The key to trap placement, as in real estate, is location, location, location, because that is what should determine where the traps are situated. If it’s possible to identify the trails the creatures tend to follow, traps can be placed on them so that the animal can amble in. Armadillos are not particularly wary and their bad eyesight doesn’t allow them very much, if any warning.

Most of the traps should be deployed at or near the burrows, either on the trail leading up to them or at their entrances, so that the animal can be captured leaving its home or returning from its nightly foraging. The traps should be placed flat and flush with the ground so they do not rattle and alarm the animal, which sometimes can be funneled toward the trap entrance using a system of planks or logs and even metal or plastic fencing.

Once an armadillo has been captured, there are two tasks remaining. One is to transport them to their new environment, which can be done simply by placing the trap in the car and covering it to keep the animal calm. When you get to a spot some miles away that seems a favorable place for the animal, open the trap door, step back and let it ramble off.

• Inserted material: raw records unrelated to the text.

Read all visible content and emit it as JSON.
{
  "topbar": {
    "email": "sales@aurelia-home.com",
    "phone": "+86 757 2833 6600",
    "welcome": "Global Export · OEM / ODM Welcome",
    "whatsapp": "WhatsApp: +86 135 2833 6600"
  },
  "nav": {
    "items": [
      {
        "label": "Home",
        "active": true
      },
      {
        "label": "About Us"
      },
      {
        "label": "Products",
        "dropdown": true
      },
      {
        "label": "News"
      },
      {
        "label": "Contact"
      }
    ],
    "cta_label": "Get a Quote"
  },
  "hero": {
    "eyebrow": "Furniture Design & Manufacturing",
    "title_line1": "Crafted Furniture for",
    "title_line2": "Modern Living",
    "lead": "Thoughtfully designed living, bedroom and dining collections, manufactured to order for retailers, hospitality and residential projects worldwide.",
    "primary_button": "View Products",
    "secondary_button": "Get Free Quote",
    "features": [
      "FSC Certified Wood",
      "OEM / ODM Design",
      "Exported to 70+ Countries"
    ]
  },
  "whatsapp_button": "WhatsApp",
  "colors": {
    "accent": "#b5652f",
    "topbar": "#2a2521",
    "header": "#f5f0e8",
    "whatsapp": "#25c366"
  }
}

The other is to fill in the burrow entrance. It is inhumane to trap an animal below ground, unable to escape, so you can start by filling the entrance with loose dirt. Observe the site for a few days to see if it or one of its cousins has come back to reoccupy the burrow and if not, proceed to fill in the hole with a mixture of earth and pea gravel, making it hard for the hole to be reopened. If the burrow entrance happens to be under or alongside a building foundation, don’t just fill it in, but also bury an L-shaped section of metal fencing against the hole to discourage or interrupt any attempts to reopen the hole.

Female Austin armadillos make a nest in the burrow and produce one litter of identical young per year, always four to the litter, usually in March or April. So if the animal you trap is a female, try to observe whether or not she’s been nursing young and if she has, tolerate the presence of the family just a little longer.